Actinolite is commonly found in metamorphic rocks, such as contact aureoles surrounding cooled intrusive igneous rocks. It also occurs as a product of metamorphism of magnesium-rich limestones.
The old mineral name uralite is at times applied to an alteration product of primary pyroxene by a mixture composed largely of actinolite. The metamorphosed gabbro or diabase rock bodies, referred to as epidiorite, contain a considerable amount of this uralitic alteration.
Some forms of asbestos are formed from fibrous actinolite, the fibres being so small that they can enter the lungs and damage the alveoli.
Some forms of actinolite are used as gemstones. The first is called nephrite, which is one of the two types of jade (the other being jadeite a variety of pyroxene).

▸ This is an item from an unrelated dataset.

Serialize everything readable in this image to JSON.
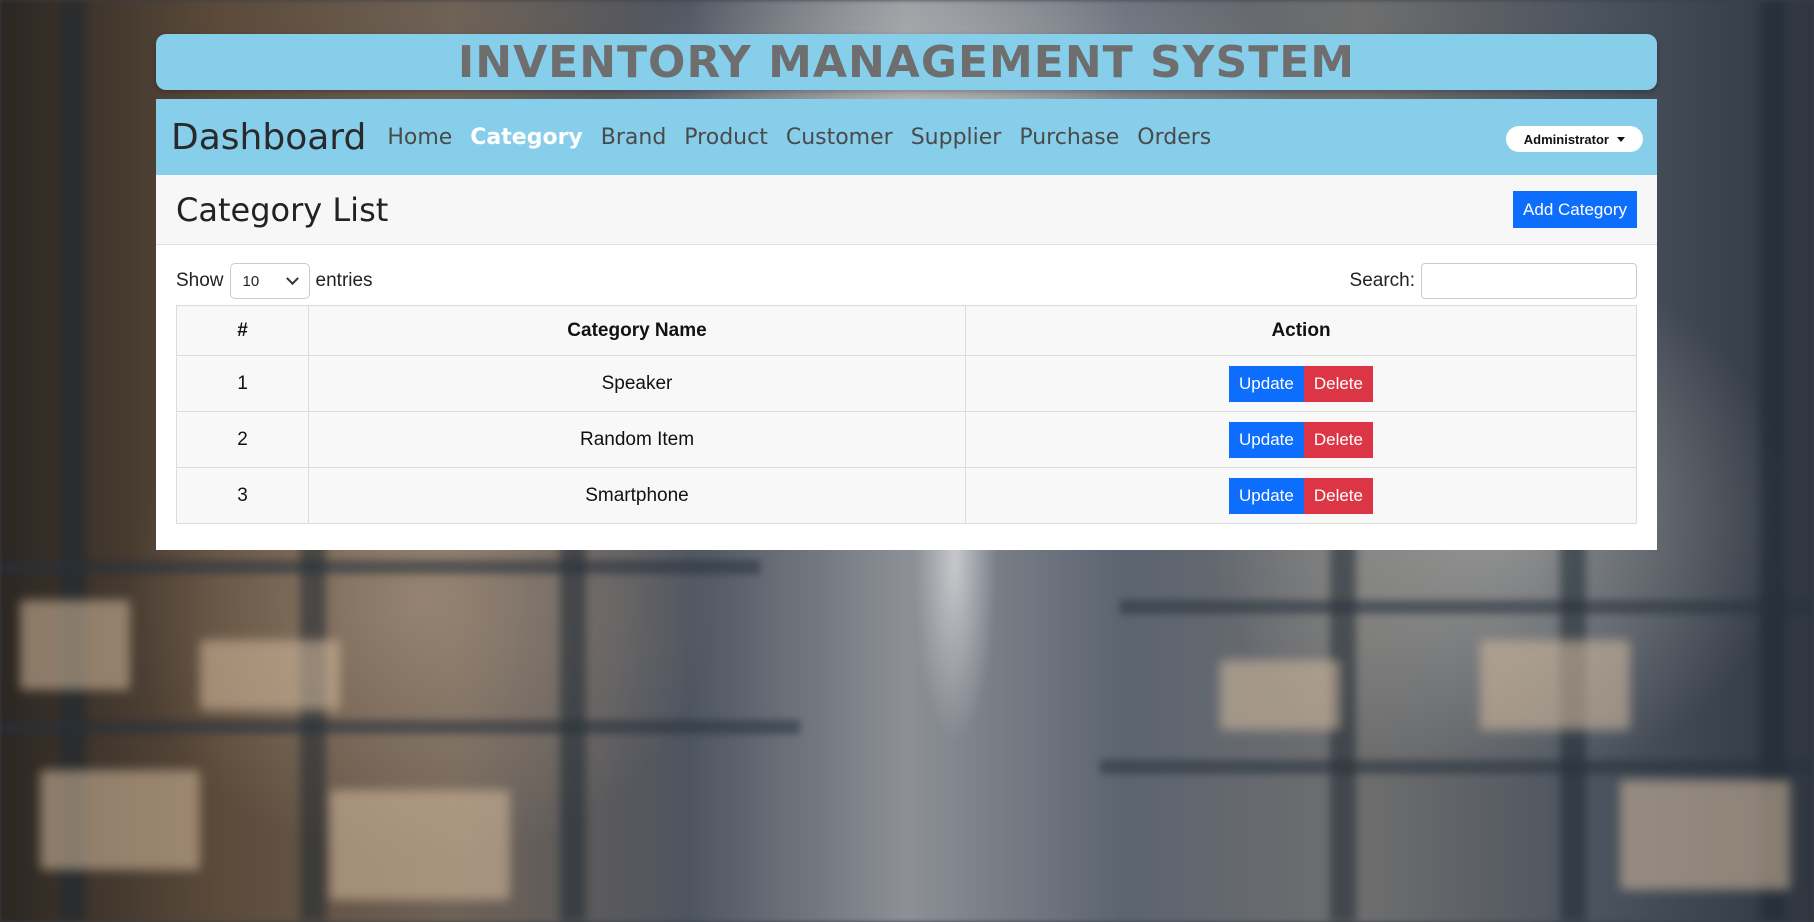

Another gem variety of actinolite is the chatoyant form known as cat's-eye actinolite. This stone is translucent to opaque, and green to yellowish green color. This variety has had the misnomer jade cat's-eye. Transparent actinolite is rare and is faceted for gem collectors. Major sources for these forms of actinolite are Taiwan, and Canada. Other sources are Madagascar, Tanzania, and the US.